**Raw data:**

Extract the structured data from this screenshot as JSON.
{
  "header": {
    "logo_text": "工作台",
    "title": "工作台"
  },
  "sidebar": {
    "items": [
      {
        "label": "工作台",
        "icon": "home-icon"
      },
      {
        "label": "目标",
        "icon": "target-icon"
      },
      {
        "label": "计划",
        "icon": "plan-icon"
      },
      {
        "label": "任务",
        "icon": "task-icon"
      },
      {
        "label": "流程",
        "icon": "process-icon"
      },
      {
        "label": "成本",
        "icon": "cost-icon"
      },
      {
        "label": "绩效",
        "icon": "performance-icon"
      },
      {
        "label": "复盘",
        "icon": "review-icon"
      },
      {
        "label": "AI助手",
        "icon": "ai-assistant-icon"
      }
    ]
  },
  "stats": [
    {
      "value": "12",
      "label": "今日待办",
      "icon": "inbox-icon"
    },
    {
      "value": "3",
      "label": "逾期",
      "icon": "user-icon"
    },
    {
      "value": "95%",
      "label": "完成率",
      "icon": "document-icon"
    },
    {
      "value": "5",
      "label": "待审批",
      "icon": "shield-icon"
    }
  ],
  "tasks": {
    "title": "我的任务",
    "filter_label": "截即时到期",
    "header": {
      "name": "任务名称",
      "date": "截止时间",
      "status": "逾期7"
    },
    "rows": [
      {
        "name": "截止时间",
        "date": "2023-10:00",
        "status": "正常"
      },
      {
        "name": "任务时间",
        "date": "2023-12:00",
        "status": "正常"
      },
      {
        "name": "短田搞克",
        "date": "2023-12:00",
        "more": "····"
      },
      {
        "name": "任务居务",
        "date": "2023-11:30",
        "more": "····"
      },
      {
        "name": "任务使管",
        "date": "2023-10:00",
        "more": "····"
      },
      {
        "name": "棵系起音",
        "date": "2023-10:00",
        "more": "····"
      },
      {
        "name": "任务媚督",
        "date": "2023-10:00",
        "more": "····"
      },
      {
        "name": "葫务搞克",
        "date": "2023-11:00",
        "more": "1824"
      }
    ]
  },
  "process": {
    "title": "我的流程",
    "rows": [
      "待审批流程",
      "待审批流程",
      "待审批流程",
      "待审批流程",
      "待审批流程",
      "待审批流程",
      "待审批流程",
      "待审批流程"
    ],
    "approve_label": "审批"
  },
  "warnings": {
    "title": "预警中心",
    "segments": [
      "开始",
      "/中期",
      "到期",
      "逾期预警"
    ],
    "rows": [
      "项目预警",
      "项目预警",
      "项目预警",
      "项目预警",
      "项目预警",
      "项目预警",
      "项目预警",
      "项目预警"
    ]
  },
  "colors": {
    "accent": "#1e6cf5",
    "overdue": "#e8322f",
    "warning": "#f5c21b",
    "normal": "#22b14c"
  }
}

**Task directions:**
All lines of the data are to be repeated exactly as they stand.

**Task result:**
Extract the structured data from this screenshot as JSON.
{
  "header": {
    "logo_text": "工作台",
    "title": "工作台"
  },
  "sidebar": {
    "items": [
      {
        "label": "工作台",
        "icon": "home-icon"
      },
      {
        "label": "目标",
        "icon": "target-icon"
      },
      {
        "label": "计划",
        "icon": "plan-icon"
      },
      {
        "label": "任务",
        "icon": "task-icon"
      },
      {
        "label": "流程",
        "icon": "process-icon"
      },
      {
        "label": "成本",
        "icon": "cost-icon"
      },
      {
        "label": "绩效",
        "icon": "performance-icon"
      },
      {
        "label": "复盘",
        "icon": "review-icon"
      },
      {
        "label": "AI助手",
        "icon": "ai-assistant-icon"
      }
    ]
  },
  "stats": [
    {
      "value": "12",
      "label": "今日待办",
      "icon": "inbox-icon"
    },
    {
      "value": "3",
      "label": "逾期",
      "icon": "user-icon"
    },
    {
      "value": "95%",
      "label": "完成率",
      "icon": "document-icon"
    },
    {
      "value": "5",
      "label": "待审批",
      "icon": "shield-icon"
    }
  ],
  "tasks": {
    "title": "我的任务",
    "filter_label": "截即时到期",
    "header": {
      "name": "任务名称",
      "date": "截止时间",
      "status": "逾期7"
    },
    "rows": [
      {
        "name": "截止时间",
        "date": "2023-10:00",
        "status": "正常"
      },
      {
        "name": "任务时间",
        "date": "2023-12:00",
        "status": "正常"
      },
      {
        "name": "短田搞克",
        "date": "2023-12:00",
        "more": "····"
      },
      {
        "name": "任务居务",
        "date": "2023-11:30",
        "more": "····"
      },
      {
        "name": "任务使管",
        "date": "2023-10:00",
        "more": "····"
      },
      {
        "name": "棵系起音",
        "date": "2023-10:00",
        "more": "····"
      },
      {
        "name": "任务媚督",
        "date": "2023-10:00",
        "more": "····"
      },
      {
        "name": "葫务搞克",
        "date": "2023-11:00",
        "more": "1824"
      }
    ]
  },
  "process": {
    "title": "我的流程",
    "rows": [
      "待审批流程",
      "待审批流程",
      "待审批流程",
      "待审批流程",
      "待审批流程",
      "待审批流程",
      "待审批流程",
      "待审批流程"
    ],
    "approve_label": "审批"
  },
  "warnings": {
    "title": "预警中心",
    "segments": [
      "开始",
      "/中期",
      "到期",
      "逾期预警"
    ],
    "rows": [
      "项目预警",
      "项目预警",
      "项目预警",
      "项目预警",
      "项目预警",
      "项目预警",
      "项目预警",
      "项目预警"
    ]
  },
  "colors": {
    "accent": "#1e6cf5",
    "overdue": "#e8322f",
    "warning": "#f5c21b",
    "normal": "#22b14c"
  }
}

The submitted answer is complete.